Concepts: Fertility, Law of the United States, United States Marshals Service, Massachusetts, Sudan, U.S. state, Western culture, United States


In the United States, federal regulations require that outpatient practices provide a clinical summary to ensure that patients understand what transpired during their appointment and what to do before the next visit. To determine whether clinical summaries are appropriately designed to achieve these objectives, we examined their content and formatting and their usability. We obtained a convenience sample of clinical summaries from 13 diverse practices across the U.S. and assessed their characteristics using validated measures. We also interviewed key informants at these practices to assess their views of the documents. The summaries were generated by seven different electronic health record platforms. They had small font sizes (median, 10 point) and high reading grade levels (median, 10). Suitability, measured with the Suitability Assessment of Materials was low (median score, 61%) and understandability and actionability, measured with the Patient Education Materials Assessment Test, were fair to moderate (65% and 78%, respectively). Content and order of content were inconsistent across the summaries. Among physicians, 46% found the summaries helpful for clarifying medications while 38% found them helpful for conveying follow-up information. Results suggest that clinical summaries in the U.S. may often be suboptimally designed for communicating important information with patients. A patient-centered approach to designing them is warranted.

Concepts: Federal republic, Poverty in the United States, United States Marshals Service, Patient, U.S. state, Electronic health record, Assessment, United States


The U.S. Marshals Service (USMS) prisoner population is diverse and includes immigration violators, fugitives that have evaded apprehension, perpetrators of Medicaid fraud, and parole and probation violators. Unlike state and local jails, the USMS has numerous housing options for its prisoners. Given the unique characteristics, federal prisoners' quality of care, and subsequent clinical outcomes, may differ from those of state and local inmates. However, little is known about hospitalization rates and length of stay for HIV-positive USMS prisoners. The purpose of this study is to examine hospitalizations among HIV-infected prisoners in the custody of the USMS.

Concepts: The Fugitive, United States Secret Service, United States Department of Justice, Marshal, Fugitive, Federal Bureau of Investigation, United States, United States Marshals Service


When a criminal defendant flees from one state (often referred to as the requesting state) to another (often referred to as the asylum state), the requesting state can demand that the asylum state return the defendant through a process called extradition. Only a handful of states have considered a fugitive’s right to be competent to proceed with an extradition hearing.
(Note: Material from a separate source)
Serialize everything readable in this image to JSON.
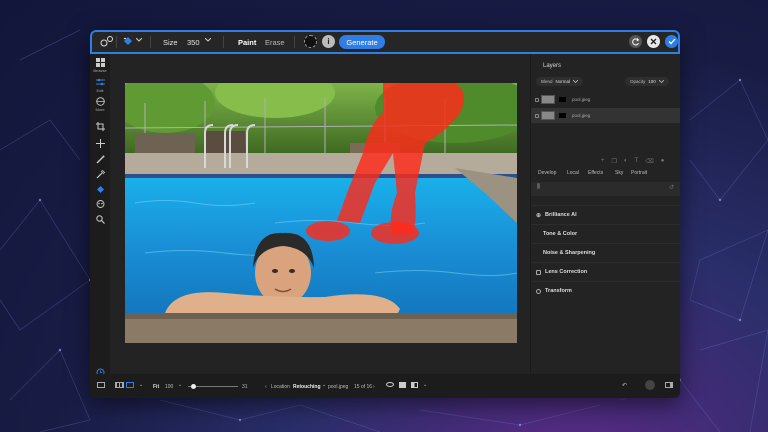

Those states fall into three categories. Some states apply the same standard as in criminal trial competency cases. Others apply a more limited competency standard. Two have found that a fugitive has no right to be competent to proceed in an extradition hearing. The particular legal test adopted affects the nature and scope of the competency evaluation conducted by the psychiatrist or psychologist in the extradition hearing. In addition, we are not aware of any state that has considered what happens to the fugitive if he is ultimately found not competent to proceed. Legislation, either state by state or through amendments to the Uniform Criminal Extradition Act, can provide the legal and psychiatric communities with guidance in assessing competency initially and in taking appropriate steps if the fugitive is ultimately found not competent.

Concepts: Crime, Criminal law, Legal terms, Mental health professional, Trial, United States Marshals Service, United States Constitution, Kenneth L. Curtis